DATASET ENTRIES:
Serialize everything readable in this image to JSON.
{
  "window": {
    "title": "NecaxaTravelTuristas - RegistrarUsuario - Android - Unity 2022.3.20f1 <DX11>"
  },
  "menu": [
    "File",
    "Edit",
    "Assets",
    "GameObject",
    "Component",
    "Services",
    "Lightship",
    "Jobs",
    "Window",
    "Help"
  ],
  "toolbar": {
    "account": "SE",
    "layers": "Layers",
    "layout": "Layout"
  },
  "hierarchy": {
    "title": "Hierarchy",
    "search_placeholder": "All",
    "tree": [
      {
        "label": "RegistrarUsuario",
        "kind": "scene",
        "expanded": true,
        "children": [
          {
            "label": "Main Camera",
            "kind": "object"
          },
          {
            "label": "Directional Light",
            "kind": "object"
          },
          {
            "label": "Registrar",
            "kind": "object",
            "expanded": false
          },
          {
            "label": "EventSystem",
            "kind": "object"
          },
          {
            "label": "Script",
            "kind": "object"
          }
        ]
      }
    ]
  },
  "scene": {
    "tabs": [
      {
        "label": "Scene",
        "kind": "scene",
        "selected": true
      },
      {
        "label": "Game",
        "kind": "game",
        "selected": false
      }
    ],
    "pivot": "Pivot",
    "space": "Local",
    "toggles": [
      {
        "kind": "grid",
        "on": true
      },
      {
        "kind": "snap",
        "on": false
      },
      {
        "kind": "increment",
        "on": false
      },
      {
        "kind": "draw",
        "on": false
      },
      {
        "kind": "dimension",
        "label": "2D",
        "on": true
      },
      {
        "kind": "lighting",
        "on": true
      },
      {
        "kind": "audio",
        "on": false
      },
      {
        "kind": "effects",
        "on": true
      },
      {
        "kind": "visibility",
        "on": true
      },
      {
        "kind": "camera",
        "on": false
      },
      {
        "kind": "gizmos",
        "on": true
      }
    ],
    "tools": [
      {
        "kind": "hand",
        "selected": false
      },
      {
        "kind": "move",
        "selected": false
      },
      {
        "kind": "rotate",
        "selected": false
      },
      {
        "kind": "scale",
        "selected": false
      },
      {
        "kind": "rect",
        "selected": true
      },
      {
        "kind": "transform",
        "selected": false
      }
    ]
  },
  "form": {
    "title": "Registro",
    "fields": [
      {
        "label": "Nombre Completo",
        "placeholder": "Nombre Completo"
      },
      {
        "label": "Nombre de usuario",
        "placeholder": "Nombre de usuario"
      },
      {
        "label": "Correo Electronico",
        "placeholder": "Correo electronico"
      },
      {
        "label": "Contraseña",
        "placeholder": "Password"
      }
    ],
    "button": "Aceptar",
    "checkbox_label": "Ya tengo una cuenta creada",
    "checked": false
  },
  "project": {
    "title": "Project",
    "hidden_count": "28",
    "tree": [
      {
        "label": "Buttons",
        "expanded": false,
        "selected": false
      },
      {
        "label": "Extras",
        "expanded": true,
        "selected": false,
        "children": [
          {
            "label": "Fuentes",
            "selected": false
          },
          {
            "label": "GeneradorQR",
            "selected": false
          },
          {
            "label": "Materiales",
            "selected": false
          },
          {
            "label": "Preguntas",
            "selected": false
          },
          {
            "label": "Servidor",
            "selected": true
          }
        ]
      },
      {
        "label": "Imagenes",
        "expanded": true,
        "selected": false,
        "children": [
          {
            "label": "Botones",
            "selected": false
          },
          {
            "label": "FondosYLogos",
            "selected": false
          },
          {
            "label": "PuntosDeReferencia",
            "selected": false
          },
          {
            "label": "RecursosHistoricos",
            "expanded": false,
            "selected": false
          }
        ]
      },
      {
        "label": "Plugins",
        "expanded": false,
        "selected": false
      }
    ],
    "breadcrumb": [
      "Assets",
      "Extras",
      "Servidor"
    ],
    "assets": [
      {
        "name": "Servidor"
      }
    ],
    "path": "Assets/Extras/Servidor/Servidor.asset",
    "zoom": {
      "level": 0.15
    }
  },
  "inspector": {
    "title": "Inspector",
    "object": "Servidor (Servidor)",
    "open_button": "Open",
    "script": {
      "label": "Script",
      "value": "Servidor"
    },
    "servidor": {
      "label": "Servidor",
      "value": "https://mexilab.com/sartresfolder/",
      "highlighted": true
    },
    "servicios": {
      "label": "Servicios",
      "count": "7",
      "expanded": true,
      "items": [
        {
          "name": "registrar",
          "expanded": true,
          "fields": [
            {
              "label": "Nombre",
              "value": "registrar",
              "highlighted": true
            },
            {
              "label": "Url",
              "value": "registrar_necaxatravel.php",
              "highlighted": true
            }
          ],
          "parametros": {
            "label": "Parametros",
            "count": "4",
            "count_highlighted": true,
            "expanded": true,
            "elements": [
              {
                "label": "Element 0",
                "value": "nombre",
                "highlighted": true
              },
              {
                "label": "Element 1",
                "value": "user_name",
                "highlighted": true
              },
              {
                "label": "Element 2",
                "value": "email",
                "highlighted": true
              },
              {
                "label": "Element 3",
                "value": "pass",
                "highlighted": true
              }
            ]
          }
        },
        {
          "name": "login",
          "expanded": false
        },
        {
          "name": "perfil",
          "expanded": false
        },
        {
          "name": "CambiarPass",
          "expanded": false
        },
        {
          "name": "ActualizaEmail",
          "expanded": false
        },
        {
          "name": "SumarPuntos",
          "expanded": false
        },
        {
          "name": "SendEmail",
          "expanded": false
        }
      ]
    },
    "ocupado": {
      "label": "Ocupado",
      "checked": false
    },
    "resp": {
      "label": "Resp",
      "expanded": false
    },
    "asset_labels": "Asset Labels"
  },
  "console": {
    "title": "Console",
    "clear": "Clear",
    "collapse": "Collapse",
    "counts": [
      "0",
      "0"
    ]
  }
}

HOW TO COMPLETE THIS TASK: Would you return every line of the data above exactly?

SOLUTION BELOW:
Serialize everything readable in this image to JSON.
{
  "window": {
    "title": "NecaxaTravelTuristas - RegistrarUsuario - Android - Unity 2022.3.20f1 <DX11>"
  },
  "menu": [
    "File",
    "Edit",
    "Assets",
    "GameObject",
    "Component",
    "Services",
    "Lightship",
    "Jobs",
    "Window",
    "Help"
  ],
  "toolbar": {
    "account": "SE",
    "layers": "Layers",
    "layout": "Layout"
  },
  "hierarchy": {
    "title": "Hierarchy",
    "search_placeholder": "All",
    "tree": [
      {
        "label": "RegistrarUsuario",
        "kind": "scene",
        "expanded": true,
        "children": [
          {
            "label": "Main Camera",
            "kind": "object"
          },
          {
            "label": "Directional Light",
            "kind": "object"
          },
          {
            "label": "Registrar",
            "kind": "object",
            "expanded": false
          },
          {
            "label": "EventSystem",
            "kind": "object"
          },
          {
            "label": "Script",
            "kind": "object"
          }
        ]
      }
    ]
  },
  "scene": {
    "tabs": [
      {
        "label": "Scene",
        "kind": "scene",
        "selected": true
      },
      {
        "label": "Game",
        "kind": "game",
        "selected": false
      }
    ],
    "pivot": "Pivot",
    "space": "Local",
    "toggles": [
      {
        "kind": "grid",
        "on": true
      },
      {
        "kind": "snap",
        "on": false
      },
      {
        "kind": "increment",
        "on": false
      },
      {
        "kind": "draw",
        "on": false
      },
      {
        "kind": "dimension",
        "label": "2D",
        "on": true
      },
      {
        "kind": "lighting",
        "on": true
      },
      {
        "kind": "audio",
        "on": false
      },
      {
        "kind": "effects",
        "on": true
      },
      {
        "kind": "visibility",
        "on": true
      },
      {
        "kind": "camera",
        "on": false
      },
      {
        "kind": "gizmos",
        "on": true
      }
    ],
    "tools": [
      {
        "kind": "hand",
        "selected": false
      },
      {
        "kind": "move",
        "selected": false
      },
      {
        "kind": "rotate",
        "selected": false
      },
      {
        "kind": "scale",
        "selected": false
      },
      {
        "kind": "rect",
        "selected": true
      },
      {
        "kind": "transform",
        "selected": false
      }
    ]
  },
  "form": {
    "title": "Registro",
    "fields": [
      {
        "label": "Nombre Completo",
        "placeholder": "Nombre Completo"
      },
      {
        "label": "Nombre de usuario",
        "placeholder": "Nombre de usuario"
      },
      {
        "label": "Correo Electronico",
        "placeholder": "Correo electronico"
      },
      {
        "label": "Contraseña",
        "placeholder": "Password"
      }
    ],
    "button": "Aceptar",
    "checkbox_label": "Ya tengo una cuenta creada",
    "checked": false
  },
  "project": {
    "title": "Project",
    "hidden_count": "28",
    "tree": [
      {
        "label": "Buttons",
        "expanded": false,
        "selected": false
      },
      {
        "label": "Extras",
        "expanded": true,
        "selected": false,
        "children": [
          {
            "label": "Fuentes",
            "selected": false
          },
          {
            "label": "GeneradorQR",
            "selected": false
          },
          {
            "label": "Materiales",
            "selected": false
          },
          {
            "label": "Preguntas",
            "selected": false
          },
          {
            "label": "Servidor",
            "selected": true
          }
        ]
      },
      {
        "label": "Imagenes",
        "expanded": true,
        "selected": false,
        "children": [
          {
            "label": "Botones",
            "selected": false
          },
          {
            "label": "FondosYLogos",
            "selected": false
          },
          {
            "label": "PuntosDeReferencia",
            "selected": false
          },
          {
            "label": "RecursosHistoricos",
            "expanded": false,
            "selected": false
          }
        ]
      },
      {
        "label": "Plugins",
        "expanded": false,
        "selected": false
      }
    ],
    "breadcrumb": [
      "Assets",
      "Extras",
      "Servidor"
    ],
    "assets": [
      {
        "name": "Servidor"
      }
    ],
    "path": "Assets/Extras/Servidor/Servidor.asset",
    "zoom": {
      "level": 0.15
    }
  },
  "inspector": {
    "title": "Inspector",
    "object": "Servidor (Servidor)",
    "open_button": "Open",
    "script": {
      "label": "Script",
      "value": "Servidor"
    },
    "servidor": {
      "label": "Servidor",
      "value": "https://mexilab.com/sartresfolder/",
      "highlighted": true
    },
    "servicios": {
      "label": "Servicios",
      "count": "7",
      "expanded": true,
      "items": [
        {
          "name": "registrar",
          "expanded": true,
          "fields": [
            {
              "label": "Nombre",
              "value": "registrar",
              "highlighted": true
            },
            {
              "label": "Url",
              "value": "registrar_necaxatravel.php",
              "highlighted": true
            }
          ],
          "parametros": {
            "label": "Parametros",
            "count": "4",
            "count_highlighted": true,
            "expanded": true,
            "elements": [
              {
                "label": "Element 0",
                "value": "nombre",
                "highlighted": true
              },
              {
                "label": "Element 1",
                "value": "user_name",
                "highlighted": true
              },
              {
                "label": "Element 2",
                "value": "email",
                "highlighted": true
              },
              {
                "label": "Element 3",
                "value": "pass",
                "highlighted": true
              }
            ]
          }
        },
        {
          "name": "login",
          "expanded": false
        },
        {
          "name": "perfil",
          "expanded": false
        },
        {
          "name": "CambiarPass",
          "expanded": false
        },
        {
          "name": "ActualizaEmail",
          "expanded": false
        },
        {
          "name": "SumarPuntos",
          "expanded": false
        },
        {
          "name": "SendEmail",
          "expanded": false
        }
      ]
    },
    "ocupado": {
      "label": "Ocupado",
      "checked": false
    },
    "resp": {
      "label": "Resp",
      "expanded": false
    },
    "asset_labels": "Asset Labels"
  },
  "console": {
    "title": "Console",
    "clear": "Clear",
    "collapse": "Collapse",
    "counts": [
      "0",
      "0"
    ]
  }
}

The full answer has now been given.